As chair of the Democratic National Committee, South Florida Congresswoman Debbie Wasserman Schultz faces a tough task in November: Keeping her party from losing its U.S. Senate majority and keeping the GOP from enlarging its majority in the U.S. House of Representatives. Polls so far indicate both could happen.
But in an interview with WLRN, Wasserman Schultz says she's convinced voters will ultimately reject Republican "extremism" and what she calls the GOP's "distractions" strategy.
The election results and new leadership in the Florida legislature have made life a little easier for the state's elected Democrats.

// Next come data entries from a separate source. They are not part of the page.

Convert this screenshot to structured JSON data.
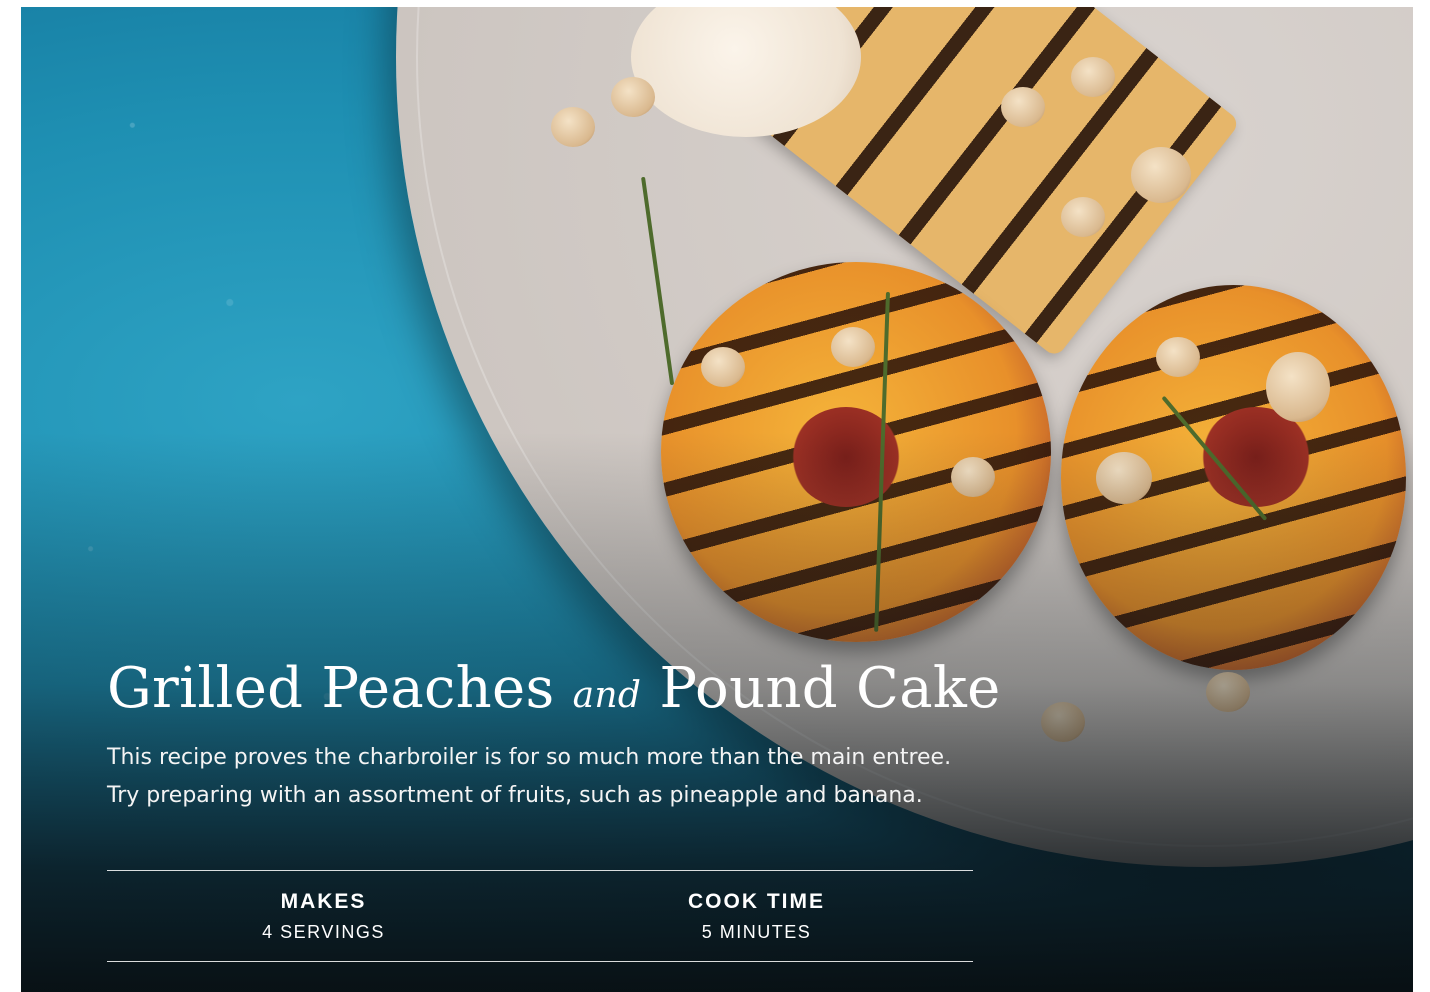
{
  "recipe": {
    "title_part1": "Grilled Peaches",
    "title_connector": "and",
    "title_part2": "Pound Cake",
    "intro_line1": "This recipe proves the charbroiler is for so much more than the main entree.",
    "intro_line2": "Try preparing with an assortment of fruits, such as pineapple and banana."
  },
  "meta": {
    "makes_label": "MAKES",
    "makes_value": "4 SERVINGS",
    "cook_label": "COOK TIME",
    "cook_value": "5 MINUTES"
  },
  "colors": {
    "background": "#1e8fb2",
    "text": "#ffffff"
  }
}
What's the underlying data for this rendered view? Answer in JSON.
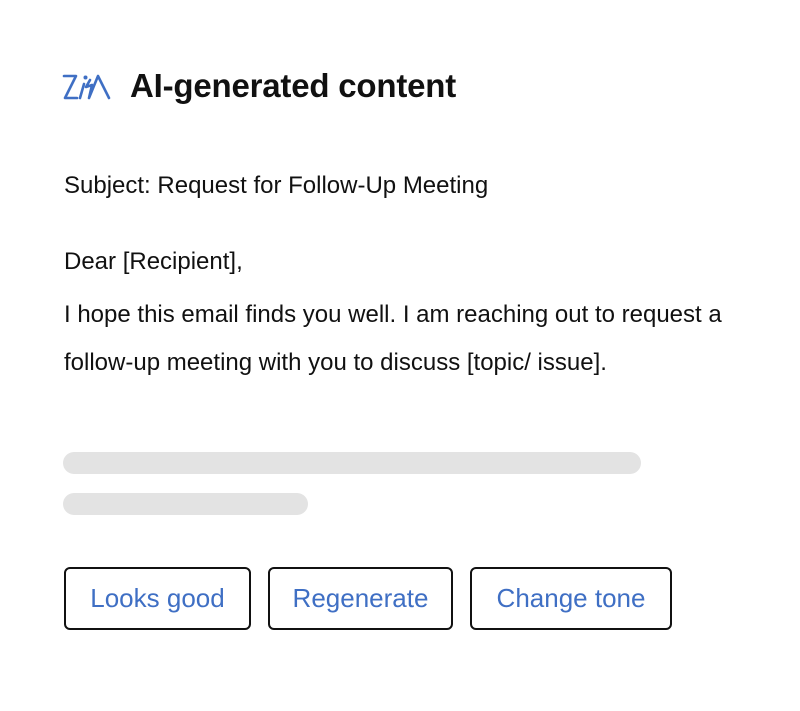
{
  "header": {
    "icon": "zia-ai-icon",
    "title": "AI-generated content"
  },
  "email": {
    "subject": "Subject: Request for Follow-Up Meeting",
    "greeting": "Dear [Recipient],",
    "body": "I hope this email finds you well. I am reaching out to request a follow-up meeting with you to discuss [topic/ issue]."
  },
  "actions": {
    "looks_good": "Looks good",
    "regenerate": "Regenerate",
    "change_tone": "Change tone"
  },
  "colors": {
    "accent": "#3f6fc4",
    "text": "#111111",
    "skeleton": "#e3e3e3"
  }
}
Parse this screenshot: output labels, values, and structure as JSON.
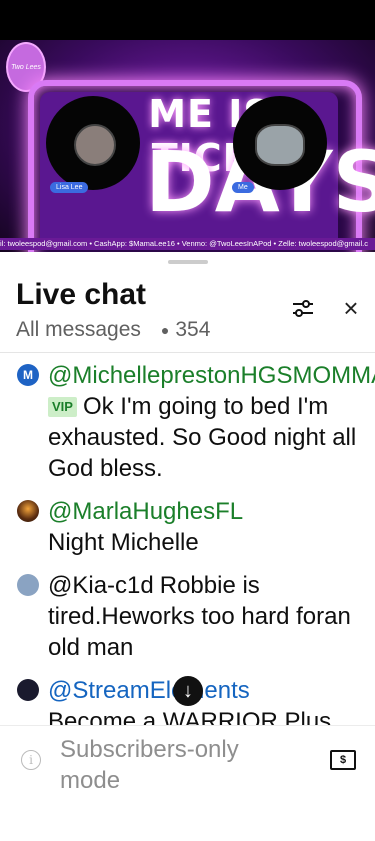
{
  "stream": {
    "logo_text": "Two Lees",
    "banner_line1": "ME IS TICKI",
    "banner_line2": "DAYS",
    "left_name": "Lisa Lee",
    "right_name": "Me",
    "ticker": "il: twoleespod@gmail.com • CashApp: $MamaLee16 • Venmo: @TwoLeesInAPod • Zelle: twoleespod@gmail.c"
  },
  "chat": {
    "title": "Live chat",
    "filter_label": "All messages",
    "viewer_count": "354",
    "messages": [
      {
        "avatar": "M",
        "avatar_color": "#1e63c4",
        "author": "@MichelleprestonHGSMOMMA",
        "author_color": "green",
        "badge": "VIP",
        "text": "Ok I'm going to bed I'm exhausted. So Good night all God bless."
      },
      {
        "avatar": "",
        "avatar_color": "#5a2c10",
        "author": "@MarlaHughesFL",
        "author_color": "green",
        "badge": "",
        "text": "Night Michelle"
      },
      {
        "avatar": "",
        "avatar_color": "#8aa3c2",
        "author": "@Kia-c1d",
        "author_color": "plain",
        "badge": "",
        "text": "Robbie is tired.Heworks too hard foran old man"
      },
      {
        "avatar": "",
        "avatar_color": "#1a1a2e",
        "author": "@StreamElements",
        "author_color": "blue",
        "badge": "",
        "text": "Become a WARRIOR Plus"
      }
    ],
    "footer_text": "Subscribers-only mode",
    "icons": {
      "info": "info-icon",
      "money": "super-chat-icon",
      "tune": "tune-icon",
      "close": "close-icon",
      "scroll": "arrow-down-icon"
    }
  }
}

Not that that there's been a substantial change in how the state's laws are made. The elections may have stripped House and Senate Republicans of their super-majorities, but Democrats remain profoundly outvoted and relatively powerless.
The Cuban-American Democrat. It is an unusual breed in Florida.
Since the failed Bay of Pigs invasion in 1961 made the Democratic administration of John F. Kennedy look bad, and caused many Cubans to flee their homeland forever, El Exilio community in South Florida especially has been strongly Republican.
But that's beginning to change. Some exit polling indicated Cubans nearly split their vote between President Obama and Mitt Romney this past election, something that has never happened.
Among the more than 80 House freshmen who were sworn in this week, there were several who had been there before — including Florida Democrat Alan Grayson.
After starting his first term four years ago, Grayson quickly made a name for himself with biting comments targeting Republicans — like when he said during the health care debate: "If you get sick, America, the Republican health care plan is this: Die quickly."
His national stature, however, didn't prevent him from being defeated in 2010. But now Grayson is back.